Sam Gilliam has done it again.

In his new show at Middendorf/-Lane, 2009 Columbia Rd. NW, this top Washington painter is showing large, brilliantly colored shaped canvases as sleek and sophisticated as any he has made.

They also represent the mature phase of experiments undertaken early in the '70s, when Gilliam began seeking a new direction and complexity in his stained color-paintings. Pouring layer upon layer of acrylic paint -- newly thick with gel -- Gilliam started working over his already highly textured surfaces with a rug-rake. The results were strong, large rectangular canvases which revealed complex layers of underlying color through predominantly white -- and later, predominantly black -- surfaces. They were exhibited in recent shows at Fendrick and Middendorf/Lane.

To add further complexity, Gilliam has also begun introducing areas of self-collage, made by cutting one painting into geometrical shapes and then incorporating them into the surfaces of other paintings. In the current show the cutting has become so complex that the works are less like paintings-with-collage than patchwork quilts made from cut-up paintings. Some of these nine-sided works actually take their titles from old patchwork patterns, such as "Robbin' Peter."

There is so much variety in the colorplay within each work that the viewer is apt to overlook the fact that each is exactly the same irregular shape. "Purpled," for example, looks very different from "Bluesette" or the predominantly yellow "Sawtooth." It is as if big areas of bright, solid colar had reasserted themselves through the layers of paint, and the energy never stops flowing.

The show continues through Nov. 8.

Henrietta Ehrsam (otherwise known as Henri) is still holding the fort on the second floor of her gallery at 1500 21st St. NW. Though the first floor has been taken over by her landlords, Henri's current show of sculpture by Robert Bourdon is worth the trudge up one flight of stairs.

Bourdon's wall-mounted piece called "Another C Product" appears to be a collage made from a paper bag and part of a rubber tire. Or is it? As it turns out, this is no collage at all, but rather a relief carved from a single piece of mahogany. The surfaces have then been painted so as to further fool the eye.

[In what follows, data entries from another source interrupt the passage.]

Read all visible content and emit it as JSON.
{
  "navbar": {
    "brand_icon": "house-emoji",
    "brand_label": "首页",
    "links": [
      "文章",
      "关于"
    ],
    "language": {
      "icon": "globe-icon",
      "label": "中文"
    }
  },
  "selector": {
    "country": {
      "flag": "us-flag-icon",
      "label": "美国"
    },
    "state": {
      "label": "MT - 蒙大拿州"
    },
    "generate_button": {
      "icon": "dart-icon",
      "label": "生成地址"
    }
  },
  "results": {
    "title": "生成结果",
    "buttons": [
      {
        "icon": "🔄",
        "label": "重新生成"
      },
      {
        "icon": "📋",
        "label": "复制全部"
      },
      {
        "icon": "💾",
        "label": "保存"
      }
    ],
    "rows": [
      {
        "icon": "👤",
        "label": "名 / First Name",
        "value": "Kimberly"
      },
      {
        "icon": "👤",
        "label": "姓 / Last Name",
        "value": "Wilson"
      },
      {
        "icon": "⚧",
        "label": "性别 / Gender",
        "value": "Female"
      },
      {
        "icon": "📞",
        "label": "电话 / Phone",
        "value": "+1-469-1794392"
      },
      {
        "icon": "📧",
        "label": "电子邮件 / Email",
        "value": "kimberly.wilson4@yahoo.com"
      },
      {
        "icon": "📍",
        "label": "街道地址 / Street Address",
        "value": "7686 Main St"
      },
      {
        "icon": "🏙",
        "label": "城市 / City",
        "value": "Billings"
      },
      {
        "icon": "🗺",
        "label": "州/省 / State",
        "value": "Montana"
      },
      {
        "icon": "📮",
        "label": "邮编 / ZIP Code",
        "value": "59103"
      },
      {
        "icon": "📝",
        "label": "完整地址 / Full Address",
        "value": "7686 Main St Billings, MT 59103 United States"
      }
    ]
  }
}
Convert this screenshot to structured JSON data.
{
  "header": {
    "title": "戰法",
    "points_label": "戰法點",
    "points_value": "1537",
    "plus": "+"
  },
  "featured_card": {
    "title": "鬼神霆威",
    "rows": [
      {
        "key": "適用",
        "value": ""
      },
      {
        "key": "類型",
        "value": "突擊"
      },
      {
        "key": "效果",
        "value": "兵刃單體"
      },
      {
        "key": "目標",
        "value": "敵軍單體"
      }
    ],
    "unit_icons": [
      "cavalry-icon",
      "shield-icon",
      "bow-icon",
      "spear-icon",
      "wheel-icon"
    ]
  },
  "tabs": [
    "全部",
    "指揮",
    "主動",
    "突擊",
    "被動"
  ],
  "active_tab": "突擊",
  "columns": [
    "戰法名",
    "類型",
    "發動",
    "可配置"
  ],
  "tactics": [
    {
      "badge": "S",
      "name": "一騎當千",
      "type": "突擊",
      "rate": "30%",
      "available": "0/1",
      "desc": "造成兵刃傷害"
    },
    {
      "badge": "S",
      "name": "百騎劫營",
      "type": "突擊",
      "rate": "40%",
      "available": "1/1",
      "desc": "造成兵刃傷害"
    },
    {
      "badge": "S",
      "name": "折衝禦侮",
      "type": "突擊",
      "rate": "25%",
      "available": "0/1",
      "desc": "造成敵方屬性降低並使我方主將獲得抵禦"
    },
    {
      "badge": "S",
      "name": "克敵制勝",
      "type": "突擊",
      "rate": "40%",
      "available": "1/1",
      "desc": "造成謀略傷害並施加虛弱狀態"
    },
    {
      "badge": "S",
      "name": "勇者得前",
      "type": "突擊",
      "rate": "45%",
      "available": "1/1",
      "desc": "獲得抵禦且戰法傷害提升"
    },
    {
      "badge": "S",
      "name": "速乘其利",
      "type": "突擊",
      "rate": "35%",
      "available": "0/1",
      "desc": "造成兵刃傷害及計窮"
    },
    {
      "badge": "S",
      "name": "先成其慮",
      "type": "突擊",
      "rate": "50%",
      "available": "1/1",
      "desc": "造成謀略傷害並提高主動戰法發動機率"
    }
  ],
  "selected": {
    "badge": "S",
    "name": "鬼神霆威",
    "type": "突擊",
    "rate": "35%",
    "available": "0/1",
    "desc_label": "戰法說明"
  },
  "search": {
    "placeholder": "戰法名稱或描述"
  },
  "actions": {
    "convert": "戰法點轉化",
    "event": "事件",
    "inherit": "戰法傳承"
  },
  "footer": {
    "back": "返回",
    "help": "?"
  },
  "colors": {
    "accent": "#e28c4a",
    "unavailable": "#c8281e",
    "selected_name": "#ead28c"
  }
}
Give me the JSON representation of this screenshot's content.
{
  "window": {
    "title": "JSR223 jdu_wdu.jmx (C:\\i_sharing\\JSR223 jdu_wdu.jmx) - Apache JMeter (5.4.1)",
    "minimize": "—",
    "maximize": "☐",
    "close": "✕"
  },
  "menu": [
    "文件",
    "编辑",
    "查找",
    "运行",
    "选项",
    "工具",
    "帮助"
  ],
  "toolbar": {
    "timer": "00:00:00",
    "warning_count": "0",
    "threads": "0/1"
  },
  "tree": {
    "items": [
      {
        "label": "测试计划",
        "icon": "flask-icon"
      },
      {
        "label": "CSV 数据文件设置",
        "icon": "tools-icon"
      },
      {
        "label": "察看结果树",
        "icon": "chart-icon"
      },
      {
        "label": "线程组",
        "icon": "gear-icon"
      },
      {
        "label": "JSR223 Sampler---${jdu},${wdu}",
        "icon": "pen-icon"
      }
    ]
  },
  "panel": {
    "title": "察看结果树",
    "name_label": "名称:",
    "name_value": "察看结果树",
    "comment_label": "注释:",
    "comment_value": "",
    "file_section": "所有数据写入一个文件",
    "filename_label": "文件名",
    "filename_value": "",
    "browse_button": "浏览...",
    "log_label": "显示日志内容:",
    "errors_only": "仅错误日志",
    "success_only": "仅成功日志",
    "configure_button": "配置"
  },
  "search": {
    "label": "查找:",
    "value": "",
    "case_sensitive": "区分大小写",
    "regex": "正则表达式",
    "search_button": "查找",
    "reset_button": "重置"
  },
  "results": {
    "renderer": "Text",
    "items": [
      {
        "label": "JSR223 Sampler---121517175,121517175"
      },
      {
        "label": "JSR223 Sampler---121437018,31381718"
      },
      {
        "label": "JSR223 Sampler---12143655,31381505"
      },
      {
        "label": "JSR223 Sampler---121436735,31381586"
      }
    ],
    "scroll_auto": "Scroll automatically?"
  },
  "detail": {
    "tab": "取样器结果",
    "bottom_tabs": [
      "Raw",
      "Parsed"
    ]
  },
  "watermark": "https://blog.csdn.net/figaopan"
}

Trompe l'oeil, of course, is the name of Bourdon's game, and he plays it well, whether in carved releifs or in three-dimensional sculpture. "The Last Brunch" appears to be nothing more than a tacky kitchen table and patched leatherette chair, until close inspection reveals that this, too, is entirely made of carved and painted wood -- including the electrical tape used to repair the seat. Amazing, if not terribly profound. A Queen Anne-type chair with Texas-style tooled leather seat and cowboy hat should give antiques buffs a jolt and a chuckle. The show closes Nov. 8.

Jack Rasmussen Gallery, 313 G St. NW, is featuring paintings by Laurie Kaplowitz, a young Washingtonian who paints provocative metaphorical works -- and also plays all the major roles in them. Her characteristic format depicts two young women engaged in some quiet, contemplative activity, such as looking out the window, reading or making art. But in every case, the figures bear the artist's own visage, reduced to a mask-like simplicity.

Typically, "The Voyage" -- the best work in the show -- features two female figures, one looking through binoculars at the visibile world outside while the other contemplates a book and a globe, a metaphorical study of "reality" in its various forms.

"Voyage" is superior because the faces are shown in profile. In other works here, the frontal faces have a tendency to attract too much attention because they have been overworked -- no doubt in the effort make them blend in. This is a major problem for Kaplowitz, and must be resolved before her othewise enticing scenarios can be fully realized.

In the newly expanded upstairs space, Rasmussen is showing work by artist-critic Douglas Davis, here represented by drawings and collages documenting various undertakings in video and film.Notable as a stand-still image is "Keeping Time," which successfully recalls a video piece of the same name, while "Sound Boxes" wittily spews forth bits from the soundtrack of Davis' newest film, "Post Modern Times."

Also upstairs are several drawings featuring guns, targets and not-so-sharp-shooting medals by visual punster Lee Haner. But what these works -- all under the title "Some Guns" -- are really about is guns going off in the wrong direction, and the disturbing results.